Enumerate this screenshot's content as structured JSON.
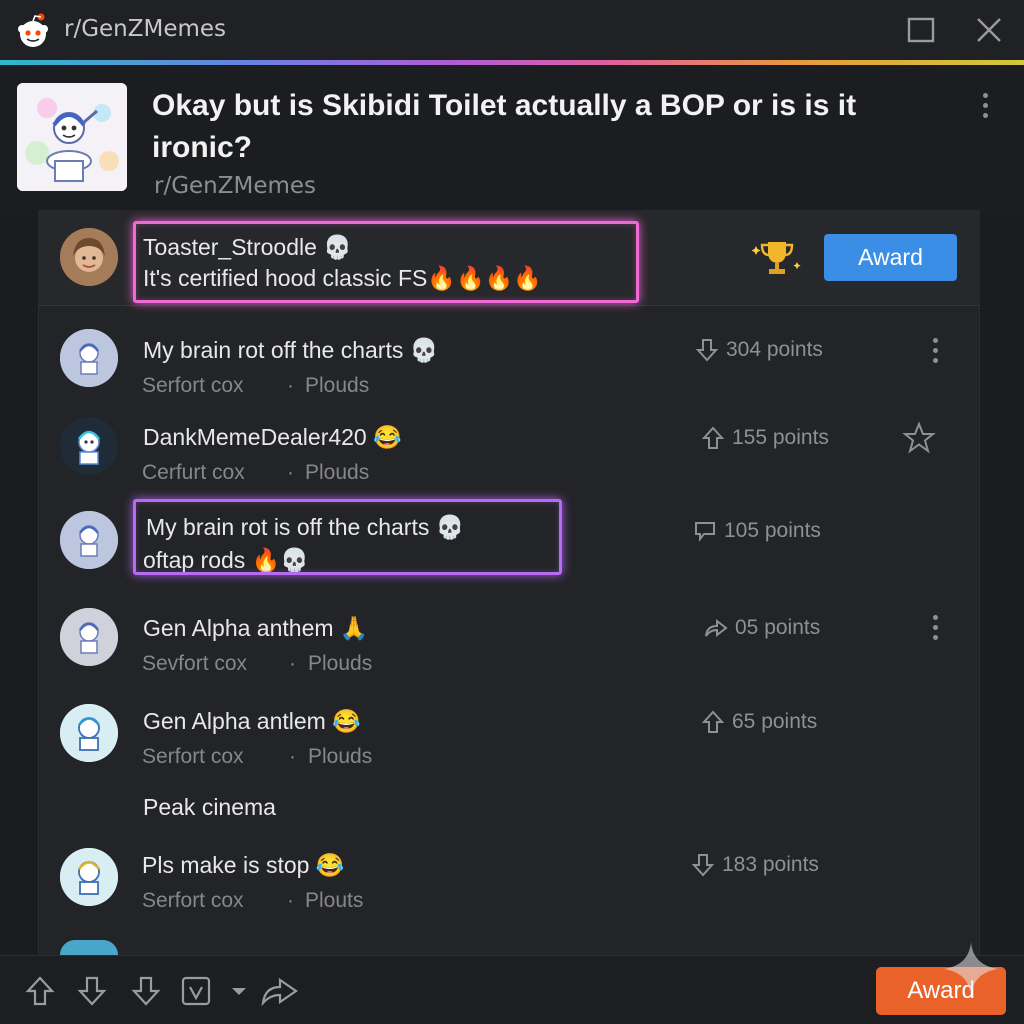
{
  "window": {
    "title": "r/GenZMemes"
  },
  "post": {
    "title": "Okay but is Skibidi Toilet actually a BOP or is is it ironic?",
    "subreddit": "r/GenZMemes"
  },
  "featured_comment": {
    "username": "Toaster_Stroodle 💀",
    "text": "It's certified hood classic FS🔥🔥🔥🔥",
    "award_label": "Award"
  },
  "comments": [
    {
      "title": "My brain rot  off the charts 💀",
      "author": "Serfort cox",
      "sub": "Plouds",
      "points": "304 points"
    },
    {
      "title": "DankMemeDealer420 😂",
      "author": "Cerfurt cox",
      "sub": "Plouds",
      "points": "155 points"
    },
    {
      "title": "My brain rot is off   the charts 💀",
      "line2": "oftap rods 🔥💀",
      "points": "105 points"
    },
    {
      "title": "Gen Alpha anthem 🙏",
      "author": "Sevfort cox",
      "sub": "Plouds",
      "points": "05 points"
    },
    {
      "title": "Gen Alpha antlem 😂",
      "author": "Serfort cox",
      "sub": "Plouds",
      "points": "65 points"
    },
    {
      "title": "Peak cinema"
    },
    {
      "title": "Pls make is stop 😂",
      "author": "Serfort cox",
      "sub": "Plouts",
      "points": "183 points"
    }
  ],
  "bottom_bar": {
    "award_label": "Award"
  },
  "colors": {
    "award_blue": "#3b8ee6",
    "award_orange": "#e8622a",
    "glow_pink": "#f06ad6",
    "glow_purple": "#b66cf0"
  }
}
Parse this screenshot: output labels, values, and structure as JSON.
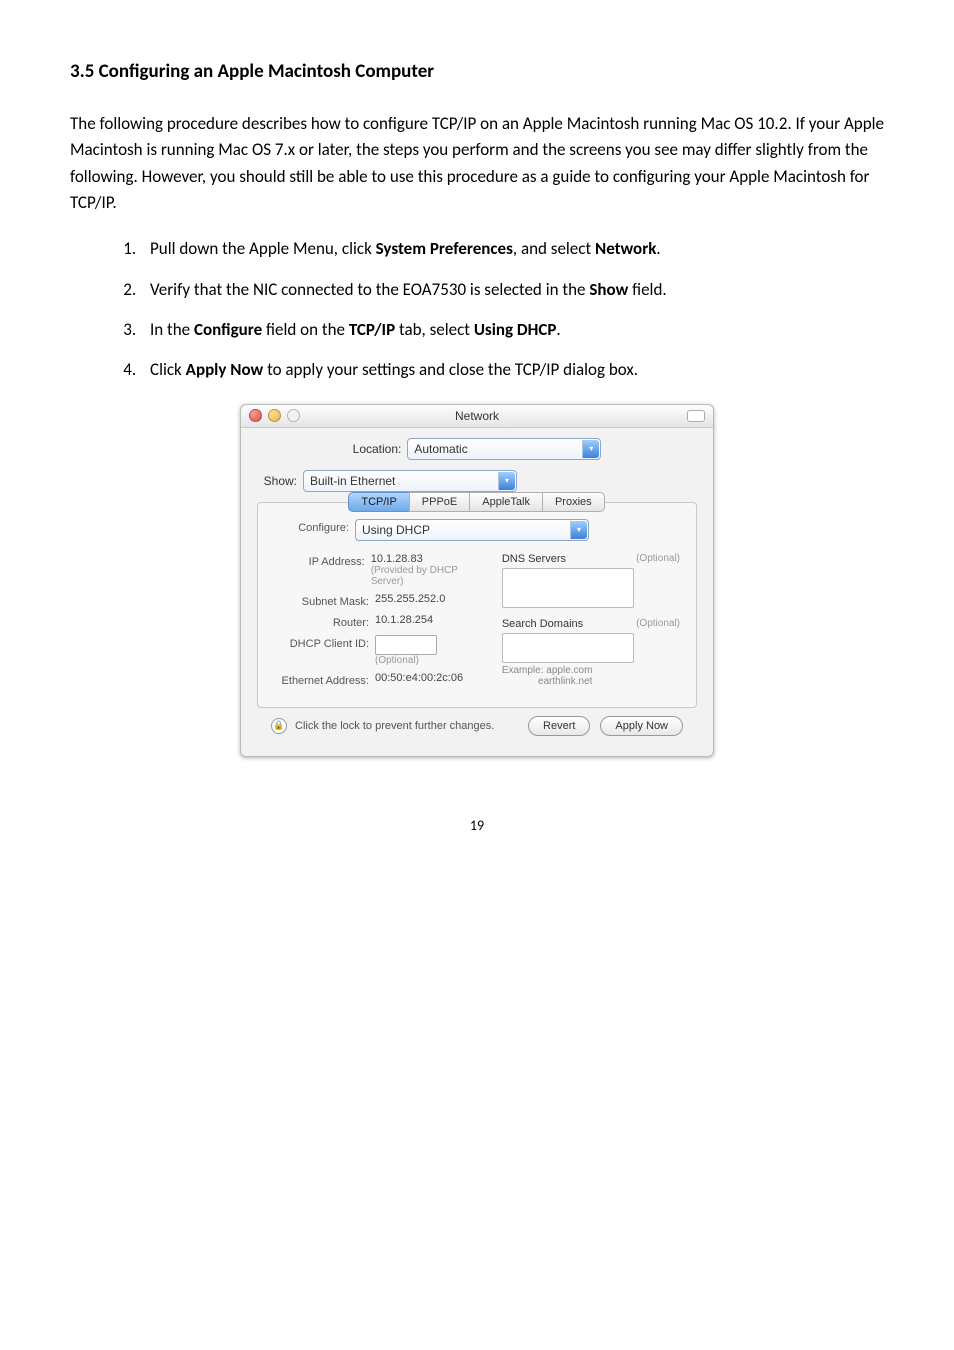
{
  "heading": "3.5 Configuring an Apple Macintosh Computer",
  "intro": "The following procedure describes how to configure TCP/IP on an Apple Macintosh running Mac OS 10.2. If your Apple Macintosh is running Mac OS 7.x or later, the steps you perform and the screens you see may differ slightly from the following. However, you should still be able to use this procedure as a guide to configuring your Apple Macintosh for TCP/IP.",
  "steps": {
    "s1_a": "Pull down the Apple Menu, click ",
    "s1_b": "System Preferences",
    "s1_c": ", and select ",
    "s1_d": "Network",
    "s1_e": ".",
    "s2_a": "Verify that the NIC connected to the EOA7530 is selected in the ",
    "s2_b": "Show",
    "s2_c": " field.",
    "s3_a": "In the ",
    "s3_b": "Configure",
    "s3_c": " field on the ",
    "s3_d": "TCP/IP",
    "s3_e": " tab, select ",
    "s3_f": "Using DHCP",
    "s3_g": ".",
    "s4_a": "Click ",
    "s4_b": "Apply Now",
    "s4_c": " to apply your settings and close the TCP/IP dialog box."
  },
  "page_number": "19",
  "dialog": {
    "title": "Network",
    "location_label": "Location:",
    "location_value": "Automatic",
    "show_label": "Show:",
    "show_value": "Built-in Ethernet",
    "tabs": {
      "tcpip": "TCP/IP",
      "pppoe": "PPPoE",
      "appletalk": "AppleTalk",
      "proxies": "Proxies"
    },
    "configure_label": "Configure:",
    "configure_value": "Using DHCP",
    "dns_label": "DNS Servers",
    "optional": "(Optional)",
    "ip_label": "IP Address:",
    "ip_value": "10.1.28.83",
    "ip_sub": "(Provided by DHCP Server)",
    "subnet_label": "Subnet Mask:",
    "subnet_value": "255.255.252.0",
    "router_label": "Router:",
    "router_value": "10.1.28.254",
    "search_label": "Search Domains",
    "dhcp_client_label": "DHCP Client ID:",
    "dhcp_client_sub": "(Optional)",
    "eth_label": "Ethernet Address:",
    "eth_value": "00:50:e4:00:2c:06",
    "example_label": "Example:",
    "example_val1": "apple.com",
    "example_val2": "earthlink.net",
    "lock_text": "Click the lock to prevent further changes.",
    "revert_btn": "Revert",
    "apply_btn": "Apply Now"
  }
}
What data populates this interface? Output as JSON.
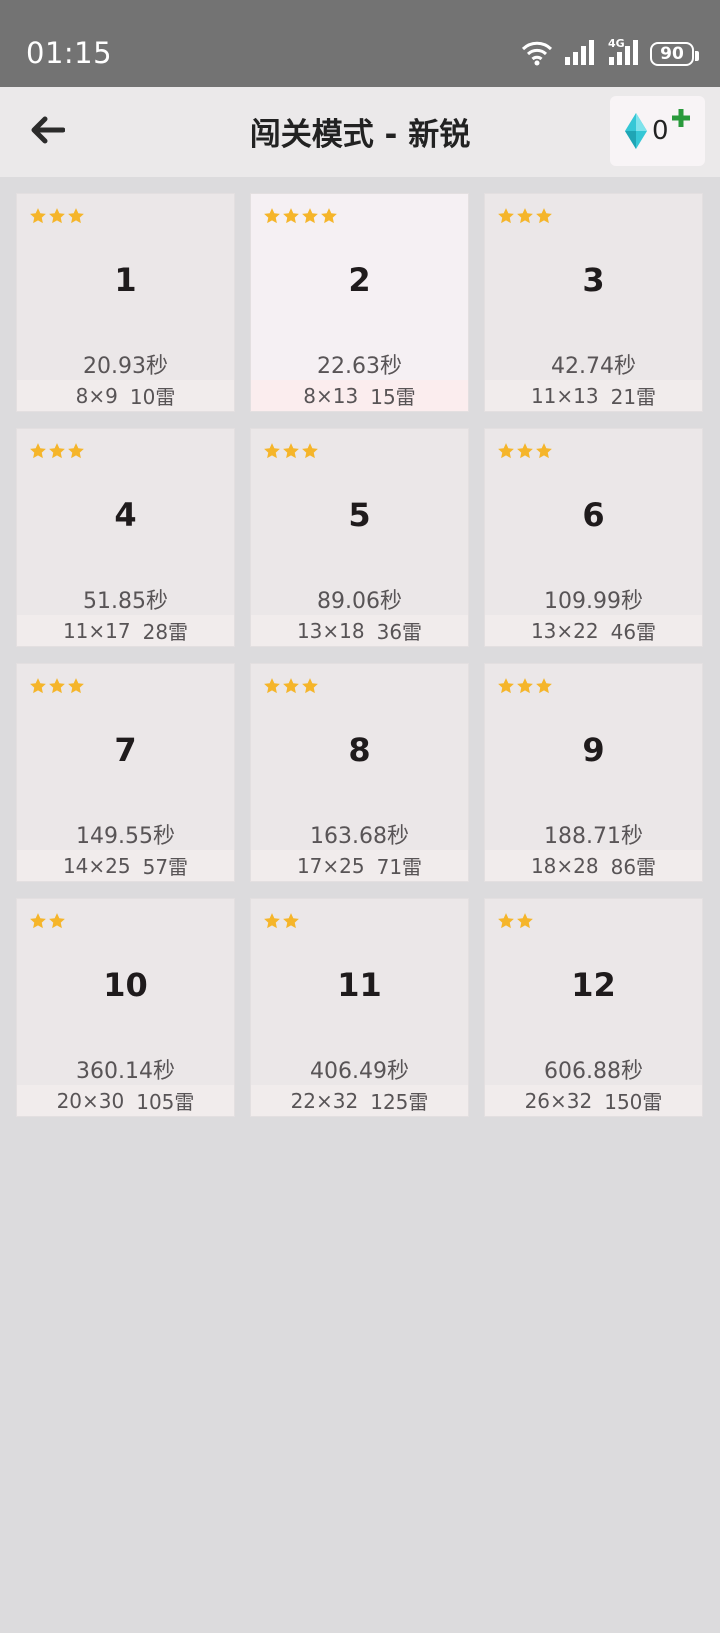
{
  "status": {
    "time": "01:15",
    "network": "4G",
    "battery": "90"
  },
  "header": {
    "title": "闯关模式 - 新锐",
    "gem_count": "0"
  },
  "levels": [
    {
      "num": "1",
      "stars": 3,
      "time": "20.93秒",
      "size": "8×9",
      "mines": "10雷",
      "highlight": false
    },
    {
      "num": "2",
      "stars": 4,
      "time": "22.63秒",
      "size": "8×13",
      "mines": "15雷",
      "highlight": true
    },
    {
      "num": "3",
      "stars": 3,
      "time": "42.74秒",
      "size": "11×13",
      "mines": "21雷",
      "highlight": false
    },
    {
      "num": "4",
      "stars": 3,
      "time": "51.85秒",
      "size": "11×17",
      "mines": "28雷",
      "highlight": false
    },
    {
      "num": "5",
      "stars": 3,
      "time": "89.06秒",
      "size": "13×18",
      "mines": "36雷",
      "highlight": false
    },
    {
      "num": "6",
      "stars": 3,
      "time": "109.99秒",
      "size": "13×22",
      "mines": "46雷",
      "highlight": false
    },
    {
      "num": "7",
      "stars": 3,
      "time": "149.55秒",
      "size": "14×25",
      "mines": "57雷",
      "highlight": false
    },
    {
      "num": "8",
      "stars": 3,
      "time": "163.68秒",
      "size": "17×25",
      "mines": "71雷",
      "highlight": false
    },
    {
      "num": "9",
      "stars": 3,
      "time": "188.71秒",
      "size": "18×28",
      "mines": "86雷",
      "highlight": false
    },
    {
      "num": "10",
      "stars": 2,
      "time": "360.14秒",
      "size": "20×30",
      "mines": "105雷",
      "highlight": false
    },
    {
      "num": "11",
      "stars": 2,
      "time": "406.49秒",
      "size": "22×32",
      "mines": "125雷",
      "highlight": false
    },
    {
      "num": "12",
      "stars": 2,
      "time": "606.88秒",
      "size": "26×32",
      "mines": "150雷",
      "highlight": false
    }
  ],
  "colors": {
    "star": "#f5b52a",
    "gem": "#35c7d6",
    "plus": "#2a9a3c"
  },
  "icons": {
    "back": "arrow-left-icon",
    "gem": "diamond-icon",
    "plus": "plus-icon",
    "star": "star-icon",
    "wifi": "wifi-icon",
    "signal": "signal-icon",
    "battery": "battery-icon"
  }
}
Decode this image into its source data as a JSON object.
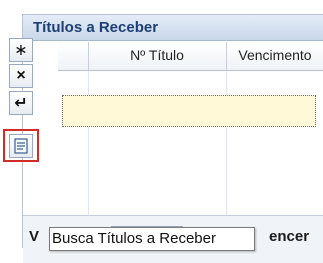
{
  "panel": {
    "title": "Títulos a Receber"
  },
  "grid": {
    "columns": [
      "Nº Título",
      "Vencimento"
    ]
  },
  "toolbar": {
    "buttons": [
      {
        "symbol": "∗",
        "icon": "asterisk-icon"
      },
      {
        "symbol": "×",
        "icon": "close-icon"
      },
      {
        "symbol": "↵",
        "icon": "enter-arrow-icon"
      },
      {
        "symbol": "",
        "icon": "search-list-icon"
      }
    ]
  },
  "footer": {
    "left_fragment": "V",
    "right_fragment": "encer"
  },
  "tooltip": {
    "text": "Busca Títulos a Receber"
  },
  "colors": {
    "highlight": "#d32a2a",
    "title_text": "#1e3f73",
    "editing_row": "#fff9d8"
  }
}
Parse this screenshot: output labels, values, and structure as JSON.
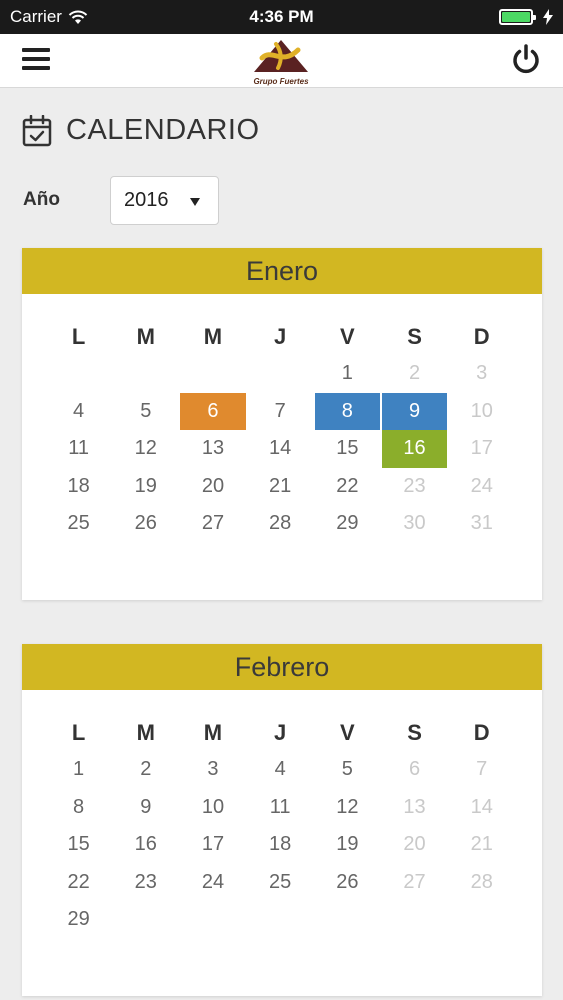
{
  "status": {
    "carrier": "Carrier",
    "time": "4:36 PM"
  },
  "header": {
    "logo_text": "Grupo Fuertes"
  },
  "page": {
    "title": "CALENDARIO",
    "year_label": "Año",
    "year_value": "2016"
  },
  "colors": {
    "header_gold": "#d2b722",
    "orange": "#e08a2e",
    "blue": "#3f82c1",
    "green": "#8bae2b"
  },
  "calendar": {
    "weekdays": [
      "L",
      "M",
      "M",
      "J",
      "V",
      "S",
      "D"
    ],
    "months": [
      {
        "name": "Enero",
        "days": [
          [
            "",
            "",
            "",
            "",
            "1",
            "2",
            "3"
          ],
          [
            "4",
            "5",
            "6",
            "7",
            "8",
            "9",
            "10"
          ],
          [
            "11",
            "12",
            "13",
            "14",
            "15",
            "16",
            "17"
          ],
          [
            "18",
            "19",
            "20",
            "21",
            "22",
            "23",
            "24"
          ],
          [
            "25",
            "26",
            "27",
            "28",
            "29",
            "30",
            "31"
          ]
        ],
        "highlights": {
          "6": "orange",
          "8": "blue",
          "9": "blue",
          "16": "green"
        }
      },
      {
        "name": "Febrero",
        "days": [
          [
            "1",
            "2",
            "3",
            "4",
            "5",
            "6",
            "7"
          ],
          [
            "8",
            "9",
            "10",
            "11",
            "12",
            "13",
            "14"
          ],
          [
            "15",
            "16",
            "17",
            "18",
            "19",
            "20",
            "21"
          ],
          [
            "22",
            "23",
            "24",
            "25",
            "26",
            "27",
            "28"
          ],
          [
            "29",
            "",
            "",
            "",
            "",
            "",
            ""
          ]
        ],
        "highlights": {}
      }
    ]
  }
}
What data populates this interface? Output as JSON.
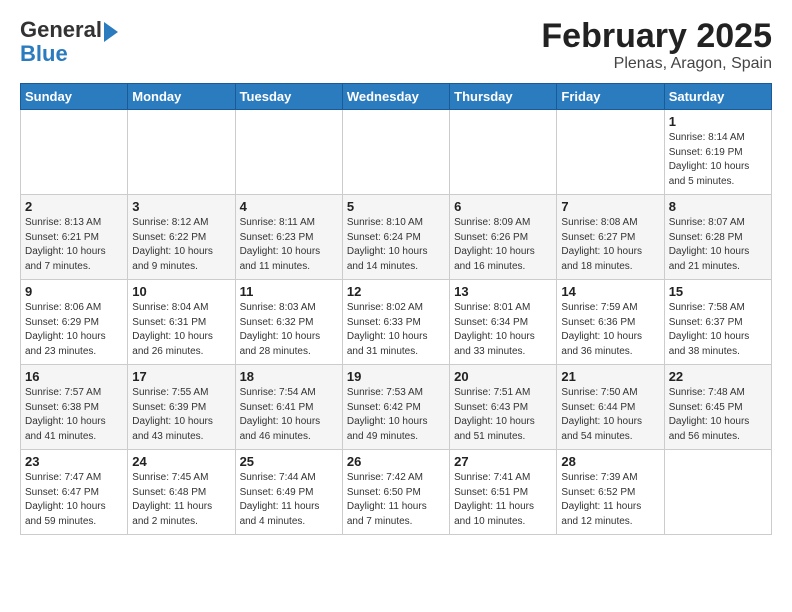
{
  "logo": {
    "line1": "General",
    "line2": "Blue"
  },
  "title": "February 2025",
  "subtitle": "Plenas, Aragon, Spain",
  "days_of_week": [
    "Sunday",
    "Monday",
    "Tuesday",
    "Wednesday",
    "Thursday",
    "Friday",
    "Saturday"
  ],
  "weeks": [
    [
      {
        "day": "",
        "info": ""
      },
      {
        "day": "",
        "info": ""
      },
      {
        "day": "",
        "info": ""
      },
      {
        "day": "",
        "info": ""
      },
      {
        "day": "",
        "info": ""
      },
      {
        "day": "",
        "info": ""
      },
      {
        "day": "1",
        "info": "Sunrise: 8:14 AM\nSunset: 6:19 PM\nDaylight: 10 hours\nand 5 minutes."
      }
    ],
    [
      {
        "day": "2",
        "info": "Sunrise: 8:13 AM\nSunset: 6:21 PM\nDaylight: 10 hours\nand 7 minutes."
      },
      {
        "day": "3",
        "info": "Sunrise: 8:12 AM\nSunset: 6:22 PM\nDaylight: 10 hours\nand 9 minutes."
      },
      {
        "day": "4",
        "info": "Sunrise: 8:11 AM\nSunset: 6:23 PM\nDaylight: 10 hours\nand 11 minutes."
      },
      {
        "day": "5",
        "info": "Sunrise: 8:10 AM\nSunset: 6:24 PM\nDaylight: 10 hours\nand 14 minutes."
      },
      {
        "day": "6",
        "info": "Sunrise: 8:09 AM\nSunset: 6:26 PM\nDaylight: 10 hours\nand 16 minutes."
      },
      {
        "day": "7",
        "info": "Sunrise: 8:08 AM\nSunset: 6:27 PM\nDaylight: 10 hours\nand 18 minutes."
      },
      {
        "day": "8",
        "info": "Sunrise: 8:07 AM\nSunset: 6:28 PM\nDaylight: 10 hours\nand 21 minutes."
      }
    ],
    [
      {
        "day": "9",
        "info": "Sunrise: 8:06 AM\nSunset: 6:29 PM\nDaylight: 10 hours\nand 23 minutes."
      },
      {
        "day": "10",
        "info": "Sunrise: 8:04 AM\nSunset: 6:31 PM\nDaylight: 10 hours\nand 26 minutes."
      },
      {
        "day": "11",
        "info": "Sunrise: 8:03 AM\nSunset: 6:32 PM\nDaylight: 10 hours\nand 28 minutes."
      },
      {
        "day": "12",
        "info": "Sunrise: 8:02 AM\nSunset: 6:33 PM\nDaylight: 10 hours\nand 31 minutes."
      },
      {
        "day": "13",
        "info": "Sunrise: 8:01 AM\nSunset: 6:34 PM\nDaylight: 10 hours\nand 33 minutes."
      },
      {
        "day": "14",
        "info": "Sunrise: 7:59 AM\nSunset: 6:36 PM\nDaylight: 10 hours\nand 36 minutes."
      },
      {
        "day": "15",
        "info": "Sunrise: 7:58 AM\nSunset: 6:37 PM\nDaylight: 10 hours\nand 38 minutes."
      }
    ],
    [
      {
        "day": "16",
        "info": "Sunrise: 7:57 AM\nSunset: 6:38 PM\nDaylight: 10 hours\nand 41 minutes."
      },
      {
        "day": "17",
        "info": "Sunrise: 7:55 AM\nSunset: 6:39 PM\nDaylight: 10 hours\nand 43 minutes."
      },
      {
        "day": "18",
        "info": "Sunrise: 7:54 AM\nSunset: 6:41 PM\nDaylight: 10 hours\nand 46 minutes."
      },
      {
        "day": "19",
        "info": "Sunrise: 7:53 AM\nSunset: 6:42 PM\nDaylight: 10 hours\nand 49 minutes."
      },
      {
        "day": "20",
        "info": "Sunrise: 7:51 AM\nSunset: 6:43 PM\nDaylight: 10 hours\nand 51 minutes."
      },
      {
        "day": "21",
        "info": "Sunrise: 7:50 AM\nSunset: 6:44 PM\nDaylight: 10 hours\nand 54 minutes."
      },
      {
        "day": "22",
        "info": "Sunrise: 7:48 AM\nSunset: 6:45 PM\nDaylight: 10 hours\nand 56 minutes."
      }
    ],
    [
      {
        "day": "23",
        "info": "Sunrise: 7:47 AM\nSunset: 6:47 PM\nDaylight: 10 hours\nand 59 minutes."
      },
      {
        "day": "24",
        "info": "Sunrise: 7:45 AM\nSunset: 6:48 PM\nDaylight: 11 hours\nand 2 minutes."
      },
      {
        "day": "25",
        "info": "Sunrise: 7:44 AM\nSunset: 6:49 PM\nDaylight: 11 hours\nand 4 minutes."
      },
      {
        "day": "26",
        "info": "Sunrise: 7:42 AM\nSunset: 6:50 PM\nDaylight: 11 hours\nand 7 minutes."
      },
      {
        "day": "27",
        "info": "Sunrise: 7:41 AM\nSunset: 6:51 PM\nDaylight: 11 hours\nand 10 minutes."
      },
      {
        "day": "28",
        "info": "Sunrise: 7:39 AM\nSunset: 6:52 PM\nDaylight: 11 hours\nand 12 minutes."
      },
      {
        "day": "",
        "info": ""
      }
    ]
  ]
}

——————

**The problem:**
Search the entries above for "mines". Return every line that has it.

**Completed task:**
      "mines": "10雷",
      "mines": "15雷",
      "mines": "21雷",
      "mines": "28雷",
      "mines": "36雷",
      "mines": "46雷",
      "mines": "57雷",
      "mines": "71雷",
      "mines": "86雷",
      "mines": "105雷",
      "mines": "125雷",
      "mines": "150雷",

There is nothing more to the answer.